FOR FANS OF: Fatima Al Qadiri, Visible Cloaks, Macintosh Plus


WHO: A window into the club/experimental music scene that has coalesced together around New York’s 3afak collective.

WHY YOU SHOULD BE LISTENING: As the pandemic set in Bergsonist and DJ Sanna started thinking about the friends, family and community they’d made and found since moving to New York. 3afak: Love to NYC documents a range of recent club-tempo and experimental musical from that community – Bookworms, DJ Plead, Colour Plus, Kush Jones, Bergsonist herself, and ten others. 3afak: Love to NYC ripples with vibrant memories of New York before the time of COVID-19. 50 per cent of sales go to the artists, the other 50 per cent to The Okra Project, who support Black Trans people by providing them with home-cooked meals.

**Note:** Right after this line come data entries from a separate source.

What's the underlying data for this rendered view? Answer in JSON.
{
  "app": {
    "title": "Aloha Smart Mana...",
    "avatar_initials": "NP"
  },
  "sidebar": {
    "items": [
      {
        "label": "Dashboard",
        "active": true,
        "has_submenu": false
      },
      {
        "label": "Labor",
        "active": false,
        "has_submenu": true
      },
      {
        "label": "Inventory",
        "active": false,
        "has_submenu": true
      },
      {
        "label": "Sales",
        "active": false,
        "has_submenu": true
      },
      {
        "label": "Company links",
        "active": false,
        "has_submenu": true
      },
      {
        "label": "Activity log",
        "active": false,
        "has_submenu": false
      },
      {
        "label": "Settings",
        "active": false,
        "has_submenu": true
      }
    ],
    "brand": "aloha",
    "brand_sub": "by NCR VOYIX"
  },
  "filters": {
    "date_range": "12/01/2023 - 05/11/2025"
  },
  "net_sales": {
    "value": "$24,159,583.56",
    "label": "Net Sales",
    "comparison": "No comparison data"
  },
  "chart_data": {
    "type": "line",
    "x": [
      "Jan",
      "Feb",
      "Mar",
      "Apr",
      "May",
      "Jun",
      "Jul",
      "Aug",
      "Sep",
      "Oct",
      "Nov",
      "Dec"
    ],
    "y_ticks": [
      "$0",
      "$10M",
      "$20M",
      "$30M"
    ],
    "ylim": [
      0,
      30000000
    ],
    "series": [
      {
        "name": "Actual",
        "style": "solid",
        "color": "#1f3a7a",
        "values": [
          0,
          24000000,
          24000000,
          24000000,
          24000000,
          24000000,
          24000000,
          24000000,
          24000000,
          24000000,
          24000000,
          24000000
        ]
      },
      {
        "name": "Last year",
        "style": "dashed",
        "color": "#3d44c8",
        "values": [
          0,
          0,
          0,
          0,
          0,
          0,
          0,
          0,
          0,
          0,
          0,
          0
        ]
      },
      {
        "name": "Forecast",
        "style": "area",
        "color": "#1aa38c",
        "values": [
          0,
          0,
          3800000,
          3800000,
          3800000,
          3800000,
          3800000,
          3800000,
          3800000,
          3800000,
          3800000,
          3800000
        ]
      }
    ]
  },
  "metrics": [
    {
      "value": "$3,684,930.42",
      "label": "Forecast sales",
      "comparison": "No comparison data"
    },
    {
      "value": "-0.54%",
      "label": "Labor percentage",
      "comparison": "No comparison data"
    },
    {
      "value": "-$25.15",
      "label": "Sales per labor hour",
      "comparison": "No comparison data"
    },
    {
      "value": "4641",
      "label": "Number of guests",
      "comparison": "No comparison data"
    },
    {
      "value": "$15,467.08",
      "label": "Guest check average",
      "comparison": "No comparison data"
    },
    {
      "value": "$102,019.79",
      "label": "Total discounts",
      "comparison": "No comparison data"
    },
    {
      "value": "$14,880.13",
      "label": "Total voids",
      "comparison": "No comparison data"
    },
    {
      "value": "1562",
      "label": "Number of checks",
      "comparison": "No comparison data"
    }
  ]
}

FOR FANS OF: DJ Swisha, Air Max 97, Animistic Beliefs


WHO:  A London-based post-punk musician and model from New Zealand.

WHY YOU SHOULD BE LISTENING: Growing up in rural New Zealand, October, of October and the Eyes developed a fascination with post-punk, goth-rock and classic British pop. In that sleepy town, songwriting and DIY home recording was a way to pass the days. A decade later, she moved to East London, and befriended Yves Tumor, who introduced her to KRO Records. Styling her work as “collage-rock”, October draws from the music of her childhood and modern electronica, crafting snarling songs led by her grainy vocals and sharp guitar figures. Outside of music, October has modelled for Balenciaga and Charlotte Knowles, bringing her attitude to their shows.

FOR FANS OF: PJ Harvey, Yves Tumor, Suicide